(Data records for software interfaces)
┄┄┄┄┄┄

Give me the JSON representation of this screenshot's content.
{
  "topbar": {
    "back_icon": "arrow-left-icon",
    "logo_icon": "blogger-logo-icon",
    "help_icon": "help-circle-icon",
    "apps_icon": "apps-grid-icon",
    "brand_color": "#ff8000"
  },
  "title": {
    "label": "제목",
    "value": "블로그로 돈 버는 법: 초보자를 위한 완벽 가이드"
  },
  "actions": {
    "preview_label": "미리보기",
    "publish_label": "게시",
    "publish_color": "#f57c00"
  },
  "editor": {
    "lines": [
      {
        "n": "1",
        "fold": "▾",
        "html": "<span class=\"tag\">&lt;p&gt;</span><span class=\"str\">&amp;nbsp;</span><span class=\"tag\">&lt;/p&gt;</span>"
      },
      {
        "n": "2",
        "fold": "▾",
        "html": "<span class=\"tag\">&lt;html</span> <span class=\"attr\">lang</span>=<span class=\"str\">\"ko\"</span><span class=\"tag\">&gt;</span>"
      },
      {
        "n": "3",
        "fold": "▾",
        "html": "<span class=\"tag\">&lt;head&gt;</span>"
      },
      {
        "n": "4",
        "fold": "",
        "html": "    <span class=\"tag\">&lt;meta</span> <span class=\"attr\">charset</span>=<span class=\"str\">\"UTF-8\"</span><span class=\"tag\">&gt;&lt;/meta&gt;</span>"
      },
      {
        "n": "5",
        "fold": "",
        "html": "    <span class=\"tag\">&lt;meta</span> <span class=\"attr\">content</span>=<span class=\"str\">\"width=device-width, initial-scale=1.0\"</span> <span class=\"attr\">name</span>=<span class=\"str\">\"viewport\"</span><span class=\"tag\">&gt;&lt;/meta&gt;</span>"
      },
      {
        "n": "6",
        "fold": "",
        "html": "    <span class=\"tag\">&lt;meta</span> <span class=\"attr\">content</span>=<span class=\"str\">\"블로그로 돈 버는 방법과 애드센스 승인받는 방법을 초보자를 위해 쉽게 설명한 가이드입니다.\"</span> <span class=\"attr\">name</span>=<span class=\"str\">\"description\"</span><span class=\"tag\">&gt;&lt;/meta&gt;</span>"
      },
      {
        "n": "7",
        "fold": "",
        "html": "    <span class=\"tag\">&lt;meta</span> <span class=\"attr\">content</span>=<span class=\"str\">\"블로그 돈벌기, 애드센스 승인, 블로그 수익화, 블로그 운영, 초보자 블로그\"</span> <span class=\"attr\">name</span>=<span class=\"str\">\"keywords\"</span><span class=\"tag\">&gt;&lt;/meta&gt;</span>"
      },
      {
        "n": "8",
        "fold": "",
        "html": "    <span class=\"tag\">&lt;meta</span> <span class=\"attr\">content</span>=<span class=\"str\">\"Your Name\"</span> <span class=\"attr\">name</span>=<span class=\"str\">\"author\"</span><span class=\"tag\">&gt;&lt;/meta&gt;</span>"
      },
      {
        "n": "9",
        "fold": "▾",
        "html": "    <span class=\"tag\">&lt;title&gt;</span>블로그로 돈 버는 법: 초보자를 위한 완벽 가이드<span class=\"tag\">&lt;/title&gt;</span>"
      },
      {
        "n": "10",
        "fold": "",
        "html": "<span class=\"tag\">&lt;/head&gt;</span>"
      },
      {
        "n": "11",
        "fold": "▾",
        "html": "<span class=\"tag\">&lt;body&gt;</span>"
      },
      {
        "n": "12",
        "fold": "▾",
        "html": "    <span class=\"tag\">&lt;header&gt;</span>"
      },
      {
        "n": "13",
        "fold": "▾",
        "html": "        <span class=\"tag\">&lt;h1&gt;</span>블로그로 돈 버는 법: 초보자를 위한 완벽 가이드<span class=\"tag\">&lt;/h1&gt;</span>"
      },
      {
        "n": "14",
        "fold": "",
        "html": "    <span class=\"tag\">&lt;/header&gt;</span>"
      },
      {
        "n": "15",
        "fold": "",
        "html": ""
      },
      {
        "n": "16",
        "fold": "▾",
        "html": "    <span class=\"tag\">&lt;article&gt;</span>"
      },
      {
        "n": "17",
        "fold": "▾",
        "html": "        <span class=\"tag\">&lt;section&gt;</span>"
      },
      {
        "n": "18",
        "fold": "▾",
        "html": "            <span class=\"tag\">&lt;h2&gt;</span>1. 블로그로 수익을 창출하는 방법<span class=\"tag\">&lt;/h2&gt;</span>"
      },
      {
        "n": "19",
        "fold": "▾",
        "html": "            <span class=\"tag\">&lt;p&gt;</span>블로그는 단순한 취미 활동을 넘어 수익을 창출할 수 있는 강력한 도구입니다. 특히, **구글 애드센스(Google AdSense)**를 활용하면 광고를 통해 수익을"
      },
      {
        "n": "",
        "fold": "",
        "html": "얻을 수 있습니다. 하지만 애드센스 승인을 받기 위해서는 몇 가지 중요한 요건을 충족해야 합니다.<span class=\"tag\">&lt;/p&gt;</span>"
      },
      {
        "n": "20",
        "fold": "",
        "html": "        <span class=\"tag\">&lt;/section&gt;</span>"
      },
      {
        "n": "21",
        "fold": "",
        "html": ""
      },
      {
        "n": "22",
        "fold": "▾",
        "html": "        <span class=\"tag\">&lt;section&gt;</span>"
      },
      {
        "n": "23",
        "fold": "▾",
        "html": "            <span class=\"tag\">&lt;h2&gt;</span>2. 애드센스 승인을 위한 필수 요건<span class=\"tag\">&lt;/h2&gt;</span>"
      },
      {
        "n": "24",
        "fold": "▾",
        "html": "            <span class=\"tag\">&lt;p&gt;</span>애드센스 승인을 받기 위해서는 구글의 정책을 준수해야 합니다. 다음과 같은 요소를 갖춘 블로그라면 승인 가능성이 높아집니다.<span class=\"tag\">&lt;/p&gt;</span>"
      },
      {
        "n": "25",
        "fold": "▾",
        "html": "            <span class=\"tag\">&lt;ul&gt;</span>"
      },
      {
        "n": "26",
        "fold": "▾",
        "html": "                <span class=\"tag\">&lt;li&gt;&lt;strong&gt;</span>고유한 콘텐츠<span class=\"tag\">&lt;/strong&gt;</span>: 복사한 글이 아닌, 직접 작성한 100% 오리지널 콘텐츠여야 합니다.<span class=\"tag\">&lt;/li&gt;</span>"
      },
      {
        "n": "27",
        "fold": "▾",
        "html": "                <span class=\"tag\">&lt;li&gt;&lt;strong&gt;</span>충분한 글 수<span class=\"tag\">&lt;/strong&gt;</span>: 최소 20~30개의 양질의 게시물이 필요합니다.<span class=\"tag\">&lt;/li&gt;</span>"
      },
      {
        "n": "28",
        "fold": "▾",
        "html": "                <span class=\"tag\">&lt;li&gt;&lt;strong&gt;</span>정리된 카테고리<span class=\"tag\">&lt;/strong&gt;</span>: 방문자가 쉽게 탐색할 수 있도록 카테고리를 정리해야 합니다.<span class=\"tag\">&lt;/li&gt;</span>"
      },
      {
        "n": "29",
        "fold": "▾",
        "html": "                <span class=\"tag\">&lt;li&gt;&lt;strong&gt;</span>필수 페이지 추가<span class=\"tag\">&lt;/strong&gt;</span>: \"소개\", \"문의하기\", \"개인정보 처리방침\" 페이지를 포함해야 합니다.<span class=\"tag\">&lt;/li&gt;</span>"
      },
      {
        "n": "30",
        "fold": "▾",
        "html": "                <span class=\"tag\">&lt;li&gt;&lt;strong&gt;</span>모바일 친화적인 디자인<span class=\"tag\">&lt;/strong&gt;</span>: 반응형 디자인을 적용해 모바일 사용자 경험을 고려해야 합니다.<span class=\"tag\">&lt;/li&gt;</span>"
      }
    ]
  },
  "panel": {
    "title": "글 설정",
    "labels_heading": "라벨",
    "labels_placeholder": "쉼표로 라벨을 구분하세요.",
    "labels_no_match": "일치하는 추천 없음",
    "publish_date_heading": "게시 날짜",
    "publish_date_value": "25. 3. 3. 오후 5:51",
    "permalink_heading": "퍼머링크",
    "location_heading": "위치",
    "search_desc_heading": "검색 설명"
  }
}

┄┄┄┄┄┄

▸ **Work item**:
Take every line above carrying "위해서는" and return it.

▸ **Output below**:
        "html": "얻을 수 있습니다. 하지만 애드센스 승인을 받기 위해서는 몇 가지 중요한 요건을 충족해야 합니다.<span class=\"tag\">&lt;/p&gt;</span>"
        "html": "            <span class=\"tag\">&lt;p&gt;</span>애드센스 승인을 받기 위해서는 구글의 정책을 준수해야 합니다. 다음과 같은 요소를 갖춘 블로그라면 승인 가능성이 높아집니다.<span class=\"tag\">&lt;/p&gt;</span>"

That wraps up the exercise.